Chipotle received $69 million in tax breaks because of the performance pay deduction during that same two-year period, the IPS added. Meanwhile, McDonald’s, Dunkin Brands and Yum! Brands, which owns KFC, Pizza Hut and Taco Bell, all sliced between $12 million and $23 million off their bills.

Critics of the study said that it was foolish to link a restaurant chain’s use of tax breaks to the minimum wage debate.

Democrats have made increasing the minimum wage to $10.10 an hour, from its current $7.25, a key plank in their more populist agenda this midterm election year. Restaurant workers have also gone on strike in the last year to protest low wages.

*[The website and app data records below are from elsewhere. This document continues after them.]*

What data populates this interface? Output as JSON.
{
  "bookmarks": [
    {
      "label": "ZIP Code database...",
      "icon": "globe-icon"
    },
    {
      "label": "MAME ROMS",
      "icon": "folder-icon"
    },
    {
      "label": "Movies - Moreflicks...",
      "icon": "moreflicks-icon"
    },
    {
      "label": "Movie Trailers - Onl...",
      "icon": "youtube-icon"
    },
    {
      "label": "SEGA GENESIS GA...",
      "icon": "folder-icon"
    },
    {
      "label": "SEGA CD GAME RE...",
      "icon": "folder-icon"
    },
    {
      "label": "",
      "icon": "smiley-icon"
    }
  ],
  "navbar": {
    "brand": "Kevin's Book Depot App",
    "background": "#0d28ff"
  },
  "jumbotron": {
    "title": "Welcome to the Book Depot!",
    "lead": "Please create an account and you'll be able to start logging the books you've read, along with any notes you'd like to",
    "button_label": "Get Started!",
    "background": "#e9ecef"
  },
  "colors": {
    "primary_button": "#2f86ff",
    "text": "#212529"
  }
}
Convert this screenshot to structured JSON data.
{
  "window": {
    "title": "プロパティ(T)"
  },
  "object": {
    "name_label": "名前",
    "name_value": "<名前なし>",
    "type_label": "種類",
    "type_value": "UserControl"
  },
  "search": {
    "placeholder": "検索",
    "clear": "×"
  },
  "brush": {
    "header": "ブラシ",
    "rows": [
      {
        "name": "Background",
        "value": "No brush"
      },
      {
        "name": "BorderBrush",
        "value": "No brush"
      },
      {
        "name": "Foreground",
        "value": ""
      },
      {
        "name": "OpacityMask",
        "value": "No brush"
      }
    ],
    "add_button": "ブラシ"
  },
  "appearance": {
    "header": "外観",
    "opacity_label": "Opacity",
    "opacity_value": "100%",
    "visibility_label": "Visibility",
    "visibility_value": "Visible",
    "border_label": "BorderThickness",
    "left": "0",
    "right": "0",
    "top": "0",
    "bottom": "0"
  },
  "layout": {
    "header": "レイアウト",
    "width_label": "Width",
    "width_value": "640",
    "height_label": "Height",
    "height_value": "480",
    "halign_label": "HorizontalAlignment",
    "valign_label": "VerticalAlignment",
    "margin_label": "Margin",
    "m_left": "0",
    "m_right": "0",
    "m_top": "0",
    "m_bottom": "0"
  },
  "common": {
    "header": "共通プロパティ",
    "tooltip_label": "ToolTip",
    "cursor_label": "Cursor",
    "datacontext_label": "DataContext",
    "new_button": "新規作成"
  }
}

But groups like the National Restaurant Association say that hiking the minimum wage would cause yet another burden for the business world, at a time when the labor participation rate is already low.

Scott DeFife, the restaurant group's executive vice president of policy and government affairs, said that "comparing the typical wage of an entry-level, first-time, part-time worker to a chief executive of a global, publicly-traded company in any industry adds little to the discussion of real issues around upward mobility and income generation."

DeFife added that the restaurant group hasn't taken a stance on the executive pay deduction, and that its priorities for tax reform include protecting writeoffs for restaurant building and a tax break for donating food.

Steve Caldeira, the chief executive of the International Franchise Association, added in a statement that the "study is another deliberate effort to distract from the increasing opportunities for employment and small business ownership created by the franchise industry in today’s still fragile economy,” 

But the IPS says that the performance pay deduction forces average taxpayers to subsidize massive restaurant chains, at a time when more than half of front-line fast food workers use at least one public assistance program.

House Ways and Means Committee Chairman Dave Camp (R-Mich.) sought to roll back the performance pay deduction in his broad tax reform draft this year, and Democrats in both chambers have also targeted the tax break. 

 

This post was updated at 4:38 p.m.